But why is taking time off for your child’s recital more generous than taking time off for a date with a friend? Isn’t a childless peer just as valuable as a family member? Of course, but let’s not fool ourselves. Sitting through an entire school recital is a lot less fun than fine dining. (Hence the rule at Springfield Elementary: “No leaving after your kid’s part is done.”) And helping a friend through a typical young adult “crisis” like a breakup will never require the same sort of patience, empathy and thick skin that you need for helping someone through serious illness, severe injury, death or divorce. Commiserating, while still noble in its intentions, is simply saying, “I’ve been there!” and swapping sob stories within the boundaries of our comfort zone. Empathizing is forcing ourselves to stretch our imaginations and open our hearts to someone whose experience frustrates us, or maybe even scares us, because it is essentially different from our own experience. Because empathizing is so much harder, it is undeniably more noble.

Young, childless, upper/middle class adults like me will probably always be seen as the most self-indulgent because our stage in life is the least likely to involve illness or dependency. But those who volunteer after work to play with underprivileged children or tutor illiterate adults or regularly call their lonely relatives demonstrate that social segregation is in part a choice.

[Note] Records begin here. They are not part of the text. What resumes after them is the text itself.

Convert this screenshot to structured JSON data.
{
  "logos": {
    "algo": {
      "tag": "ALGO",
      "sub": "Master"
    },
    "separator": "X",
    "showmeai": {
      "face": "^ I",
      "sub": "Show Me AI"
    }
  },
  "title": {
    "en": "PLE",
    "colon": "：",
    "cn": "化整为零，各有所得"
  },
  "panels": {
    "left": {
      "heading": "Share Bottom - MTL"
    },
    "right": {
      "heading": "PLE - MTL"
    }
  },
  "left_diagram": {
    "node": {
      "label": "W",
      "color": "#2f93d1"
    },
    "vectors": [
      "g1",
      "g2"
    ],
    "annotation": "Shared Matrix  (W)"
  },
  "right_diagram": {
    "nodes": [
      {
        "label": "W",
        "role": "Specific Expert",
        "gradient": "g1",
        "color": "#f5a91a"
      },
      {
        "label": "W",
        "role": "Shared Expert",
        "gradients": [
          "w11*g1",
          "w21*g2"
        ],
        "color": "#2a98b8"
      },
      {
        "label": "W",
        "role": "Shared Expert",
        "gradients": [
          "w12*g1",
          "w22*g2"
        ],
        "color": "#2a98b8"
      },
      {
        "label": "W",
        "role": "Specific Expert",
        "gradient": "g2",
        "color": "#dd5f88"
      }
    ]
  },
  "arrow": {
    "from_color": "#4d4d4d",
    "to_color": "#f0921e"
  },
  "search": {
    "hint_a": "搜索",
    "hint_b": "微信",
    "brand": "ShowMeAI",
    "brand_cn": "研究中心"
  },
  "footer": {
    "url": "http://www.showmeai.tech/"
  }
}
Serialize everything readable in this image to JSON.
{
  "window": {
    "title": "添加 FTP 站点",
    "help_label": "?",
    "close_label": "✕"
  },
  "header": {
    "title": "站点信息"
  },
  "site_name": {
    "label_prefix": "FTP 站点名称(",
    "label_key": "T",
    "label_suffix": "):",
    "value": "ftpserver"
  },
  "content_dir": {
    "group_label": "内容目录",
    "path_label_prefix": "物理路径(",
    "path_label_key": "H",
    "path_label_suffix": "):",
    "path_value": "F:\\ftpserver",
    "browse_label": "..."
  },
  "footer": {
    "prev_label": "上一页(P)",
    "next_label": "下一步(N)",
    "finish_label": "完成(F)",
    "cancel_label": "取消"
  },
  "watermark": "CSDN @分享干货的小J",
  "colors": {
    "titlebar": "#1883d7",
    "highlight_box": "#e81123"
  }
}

This is not to guilt everyone into feeling that our lives are meaningless unless we start volunteering. But we should be honest, not touchy, if our lifestyles are in fact more self-centered than others’. This year, unlike years past, I find myself only occasionally dedicating my time to someone else. My husband has been the giver, exerting himself to maintain the work-life balance constantly threatened by the pressures of his job and my medical needs. And for that he deserves accommodation from his employers, and both gratitude and admiration from me.